Task brief: In this exercise, every entry is to be copied exactly.

Record excerpts:
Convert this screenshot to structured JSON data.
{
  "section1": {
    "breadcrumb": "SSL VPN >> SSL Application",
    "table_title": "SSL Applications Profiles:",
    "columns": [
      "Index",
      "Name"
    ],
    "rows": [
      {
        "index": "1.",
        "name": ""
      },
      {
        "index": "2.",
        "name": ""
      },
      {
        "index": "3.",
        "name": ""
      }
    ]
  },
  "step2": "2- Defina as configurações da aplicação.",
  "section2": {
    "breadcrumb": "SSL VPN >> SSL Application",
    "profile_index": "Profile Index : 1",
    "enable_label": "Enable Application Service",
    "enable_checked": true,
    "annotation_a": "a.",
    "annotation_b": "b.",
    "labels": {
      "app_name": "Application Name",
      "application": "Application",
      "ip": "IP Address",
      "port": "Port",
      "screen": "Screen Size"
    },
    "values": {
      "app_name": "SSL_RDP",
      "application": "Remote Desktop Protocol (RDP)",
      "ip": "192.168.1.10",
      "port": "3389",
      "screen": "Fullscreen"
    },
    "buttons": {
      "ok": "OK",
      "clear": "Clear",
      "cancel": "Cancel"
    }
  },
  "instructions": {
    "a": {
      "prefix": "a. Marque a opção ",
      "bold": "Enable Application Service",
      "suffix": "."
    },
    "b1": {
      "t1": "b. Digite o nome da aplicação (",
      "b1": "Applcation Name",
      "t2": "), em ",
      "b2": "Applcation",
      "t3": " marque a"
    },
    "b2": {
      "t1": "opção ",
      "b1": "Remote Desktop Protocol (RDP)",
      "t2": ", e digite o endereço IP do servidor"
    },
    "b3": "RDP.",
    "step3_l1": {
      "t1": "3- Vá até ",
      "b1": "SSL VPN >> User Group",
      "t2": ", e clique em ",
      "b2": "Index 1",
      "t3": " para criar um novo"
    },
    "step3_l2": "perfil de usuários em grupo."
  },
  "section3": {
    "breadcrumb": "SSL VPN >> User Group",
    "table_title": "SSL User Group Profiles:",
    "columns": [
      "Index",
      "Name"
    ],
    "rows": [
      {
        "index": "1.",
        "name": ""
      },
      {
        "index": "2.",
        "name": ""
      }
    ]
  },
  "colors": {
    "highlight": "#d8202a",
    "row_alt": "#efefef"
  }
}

Output of the exercise:
Convert this screenshot to structured JSON data.
{
  "section1": {
    "breadcrumb": "SSL VPN >> SSL Application",
    "table_title": "SSL Applications Profiles:",
    "columns": [
      "Index",
      "Name"
    ],
    "rows": [
      {
        "index": "1.",
        "name": ""
      },
      {
        "index": "2.",
        "name": ""
      },
      {
        "index": "3.",
        "name": ""
      }
    ]
  },
  "step2": "2- Defina as configurações da aplicação.",
  "section2": {
    "breadcrumb": "SSL VPN >> SSL Application",
    "profile_index": "Profile Index : 1",
    "enable_label": "Enable Application Service",
    "enable_checked": true,
    "annotation_a": "a.",
    "annotation_b": "b.",
    "labels": {
      "app_name": "Application Name",
      "application": "Application",
      "ip": "IP Address",
      "port": "Port",
      "screen": "Screen Size"
    },
    "values": {
      "app_name": "SSL_RDP",
      "application": "Remote Desktop Protocol (RDP)",
      "ip": "192.168.1.10",
      "port": "3389",
      "screen": "Fullscreen"
    },
    "buttons": {
      "ok": "OK",
      "clear": "Clear",
      "cancel": "Cancel"
    }
  },
  "instructions": {
    "a": {
      "prefix": "a. Marque a opção ",
      "bold": "Enable Application Service",
      "suffix": "."
    },
    "b1": {
      "t1": "b. Digite o nome da aplicação (",
      "b1": "Applcation Name",
      "t2": "), em ",
      "b2": "Applcation",
      "t3": " marque a"
    },
    "b2": {
      "t1": "opção ",
      "b1": "Remote Desktop Protocol (RDP)",
      "t2": ", e digite o endereço IP do servidor"
    },
    "b3": "RDP.",
    "step3_l1": {
      "t1": "3- Vá até ",
      "b1": "SSL VPN >> User Group",
      "t2": ", e clique em ",
      "b2": "Index 1",
      "t3": " para criar um novo"
    },
    "step3_l2": "perfil de usuários em grupo."
  },
  "section3": {
    "breadcrumb": "SSL VPN >> User Group",
    "table_title": "SSL User Group Profiles:",
    "columns": [
      "Index",
      "Name"
    ],
    "rows": [
      {
        "index": "1.",
        "name": ""
      },
      {
        "index": "2.",
        "name": ""
      }
    ]
  },
  "colors": {
    "highlight": "#d8202a",
    "row_alt": "#efefef"
  }
}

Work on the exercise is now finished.